This bike was my first time riding an Ibis, and now I can understand the hype. This bike was amazing! It was flat-out a fun bike to ride, and not only that, but it was surprisingly fast compared to what I had expected it to feel like. Granted, the big 2.6 tires are not doing it any favors in terms of weight and rolling speed, but I felt that they made up for it in terms of the grip that they offer and higher volume helped give little extra squish on top of the 130/120 travel this bike offers. I felt that the suspension did a good job offering support on the climbs, even when you need to stand up and mash on the pedals. It was also really nice to be able to open the suspension and point this bike down the trail. It felt really great on the flowy sections of trail, but when things got a bit bumpier, I realized just how capable this bike actually was! It felt so stable and fast on rougher trails, and I hate to say it, but it really was "confidence-inspiring"! This bike was not afraid to take the rougher line, and handled the unexpected drops with no complaints. On the climbs, it felt fairly quick and I wasn't completely cooked after taking it up some longer climbs. For the XC-minded cyclist, don't think of this as your race bike, but more of your all-around fun bike. Overall, I liked the spec on this bike, however I think that the brakes could be upgraded. Everything else was excellent. It would be interesting to try this bike with a more traditional, narrower tire to see if it still feels as plush and grippy. Nice work Ibis!

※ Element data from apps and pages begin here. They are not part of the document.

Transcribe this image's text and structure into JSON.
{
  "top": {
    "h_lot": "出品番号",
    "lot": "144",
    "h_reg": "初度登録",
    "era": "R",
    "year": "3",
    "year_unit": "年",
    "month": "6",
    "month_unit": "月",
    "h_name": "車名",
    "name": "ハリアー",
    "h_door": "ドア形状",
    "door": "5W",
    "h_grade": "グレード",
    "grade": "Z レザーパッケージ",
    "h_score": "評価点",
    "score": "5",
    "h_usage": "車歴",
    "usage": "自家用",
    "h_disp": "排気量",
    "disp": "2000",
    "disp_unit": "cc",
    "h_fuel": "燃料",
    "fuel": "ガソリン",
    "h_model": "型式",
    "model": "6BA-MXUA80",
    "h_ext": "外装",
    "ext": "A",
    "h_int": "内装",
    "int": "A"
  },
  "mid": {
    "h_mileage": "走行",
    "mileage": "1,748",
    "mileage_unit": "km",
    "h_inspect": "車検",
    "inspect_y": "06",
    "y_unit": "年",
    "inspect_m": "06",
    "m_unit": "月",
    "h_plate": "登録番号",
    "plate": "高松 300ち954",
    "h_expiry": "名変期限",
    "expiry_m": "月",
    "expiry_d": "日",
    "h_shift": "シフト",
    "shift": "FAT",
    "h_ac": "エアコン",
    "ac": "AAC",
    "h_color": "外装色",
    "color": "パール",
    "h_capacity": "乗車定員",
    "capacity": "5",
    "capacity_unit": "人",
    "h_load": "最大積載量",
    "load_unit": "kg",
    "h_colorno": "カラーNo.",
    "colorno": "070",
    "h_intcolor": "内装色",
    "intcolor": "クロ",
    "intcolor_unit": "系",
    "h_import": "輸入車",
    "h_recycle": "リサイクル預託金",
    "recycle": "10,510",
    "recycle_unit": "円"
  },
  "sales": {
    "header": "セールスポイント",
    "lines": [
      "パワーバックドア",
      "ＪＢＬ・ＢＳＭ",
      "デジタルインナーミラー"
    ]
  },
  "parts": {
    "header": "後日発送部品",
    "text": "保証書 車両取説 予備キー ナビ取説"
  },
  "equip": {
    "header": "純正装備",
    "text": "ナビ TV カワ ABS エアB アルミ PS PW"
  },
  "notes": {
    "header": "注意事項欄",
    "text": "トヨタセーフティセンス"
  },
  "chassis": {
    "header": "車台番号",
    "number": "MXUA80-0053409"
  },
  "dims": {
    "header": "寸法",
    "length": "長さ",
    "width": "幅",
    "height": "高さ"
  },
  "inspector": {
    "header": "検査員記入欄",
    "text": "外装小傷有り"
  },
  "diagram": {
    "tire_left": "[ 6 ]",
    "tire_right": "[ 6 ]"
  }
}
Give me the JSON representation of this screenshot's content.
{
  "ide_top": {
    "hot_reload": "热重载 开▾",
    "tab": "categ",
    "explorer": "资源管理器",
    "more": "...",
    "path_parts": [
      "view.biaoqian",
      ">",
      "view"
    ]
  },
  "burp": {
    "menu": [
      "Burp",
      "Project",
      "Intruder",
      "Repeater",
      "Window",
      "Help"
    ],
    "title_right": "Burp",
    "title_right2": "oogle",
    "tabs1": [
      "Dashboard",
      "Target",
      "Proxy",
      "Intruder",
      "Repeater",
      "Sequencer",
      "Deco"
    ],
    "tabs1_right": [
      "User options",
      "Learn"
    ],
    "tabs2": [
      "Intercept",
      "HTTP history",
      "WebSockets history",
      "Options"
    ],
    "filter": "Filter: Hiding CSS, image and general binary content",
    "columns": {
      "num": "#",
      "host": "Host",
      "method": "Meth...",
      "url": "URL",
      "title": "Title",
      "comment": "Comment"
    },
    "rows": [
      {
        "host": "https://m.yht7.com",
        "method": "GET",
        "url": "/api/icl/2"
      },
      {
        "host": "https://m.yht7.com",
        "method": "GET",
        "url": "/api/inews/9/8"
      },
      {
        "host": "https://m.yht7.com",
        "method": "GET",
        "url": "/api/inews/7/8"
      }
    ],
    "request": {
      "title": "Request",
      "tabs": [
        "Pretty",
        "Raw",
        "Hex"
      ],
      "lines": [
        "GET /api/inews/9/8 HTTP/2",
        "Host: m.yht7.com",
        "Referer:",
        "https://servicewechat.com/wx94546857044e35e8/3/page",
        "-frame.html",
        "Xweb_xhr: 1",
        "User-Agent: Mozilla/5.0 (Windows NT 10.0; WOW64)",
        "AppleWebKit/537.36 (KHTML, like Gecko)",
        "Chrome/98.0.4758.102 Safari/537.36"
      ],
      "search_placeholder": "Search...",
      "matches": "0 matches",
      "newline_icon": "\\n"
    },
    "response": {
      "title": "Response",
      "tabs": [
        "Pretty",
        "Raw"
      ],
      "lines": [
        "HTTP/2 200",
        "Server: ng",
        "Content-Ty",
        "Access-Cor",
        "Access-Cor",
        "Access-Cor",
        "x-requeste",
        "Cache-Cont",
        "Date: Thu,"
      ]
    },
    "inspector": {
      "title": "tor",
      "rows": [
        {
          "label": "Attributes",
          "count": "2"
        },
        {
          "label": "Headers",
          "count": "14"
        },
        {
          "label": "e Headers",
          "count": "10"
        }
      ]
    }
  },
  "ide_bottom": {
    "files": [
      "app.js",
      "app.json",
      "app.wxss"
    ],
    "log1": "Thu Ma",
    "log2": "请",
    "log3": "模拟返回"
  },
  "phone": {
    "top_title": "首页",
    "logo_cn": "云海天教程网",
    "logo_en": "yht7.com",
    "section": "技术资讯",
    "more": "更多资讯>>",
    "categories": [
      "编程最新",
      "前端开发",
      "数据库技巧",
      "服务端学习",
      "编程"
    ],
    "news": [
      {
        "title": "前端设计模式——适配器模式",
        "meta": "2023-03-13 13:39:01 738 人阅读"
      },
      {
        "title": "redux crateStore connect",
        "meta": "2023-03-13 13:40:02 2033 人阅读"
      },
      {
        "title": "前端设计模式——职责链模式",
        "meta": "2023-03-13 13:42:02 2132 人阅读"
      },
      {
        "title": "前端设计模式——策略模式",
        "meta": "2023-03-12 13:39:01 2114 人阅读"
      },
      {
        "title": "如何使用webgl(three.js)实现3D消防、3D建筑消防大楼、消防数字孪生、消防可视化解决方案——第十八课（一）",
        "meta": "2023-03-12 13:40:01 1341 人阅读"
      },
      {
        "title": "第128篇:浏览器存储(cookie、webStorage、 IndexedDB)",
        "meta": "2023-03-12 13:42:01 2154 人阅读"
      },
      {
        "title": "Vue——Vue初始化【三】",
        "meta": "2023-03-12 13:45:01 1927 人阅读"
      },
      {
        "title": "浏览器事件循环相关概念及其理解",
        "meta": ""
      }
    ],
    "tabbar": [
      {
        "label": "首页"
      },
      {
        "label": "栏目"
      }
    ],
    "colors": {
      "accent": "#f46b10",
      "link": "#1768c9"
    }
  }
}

>Rating: 4

The Trailduro

Familiarity:
I've used it several times

With the new Ripley, Ibis has created a very capable trail bike with downhill-mined confidence. I have not ridden the Ibis Ripmo but from what I've read and can tell, the new Ripley is a short-travel version of the very popular Ripmo. If you're not always looking to ride the rockiest or root-filled trails you can find, then I think the Ripley will be the better bike for you. With 120mm of rear travel and 130mm up front this bike will handle most obstacles that you throw at it. So what did I love about this bike? The confidence it gives you when pointing it downhill. It feels ready to tackle all the rock gardens and small drops you could throw at it. It's a very solid feeling frame which begs to be ridden harder. Longer + Slacker = Confidence. What did I dislike? The wheelset and tire choice. It put a big damper on the fun for me. I think a lighter/narrower wheelset and 2.4 tires would really liven this bike up. The 2.6 tires definitely hurt the bikes climbing performance which is important to me. I'm an XC type rider that likes to take on some gnarlier trails from time to time without losing too much efficiency. Overall the bike is a lot of fun but I would love to set it up with a lighter wheelset and tire combo to really enjoy it. I rode the size XL in a GX build with Factory suspension and it weighed in at 29.4 lbs without pedals. I think that this trail bike definitely leans more towards the enduro type rider who wants a more efficient pedaler rather than an XC rider who wants a little more travel.

With
>Rating:

Are the tires on Ripley GX model tubeless?

Hello Roy, Yes they are tubeless.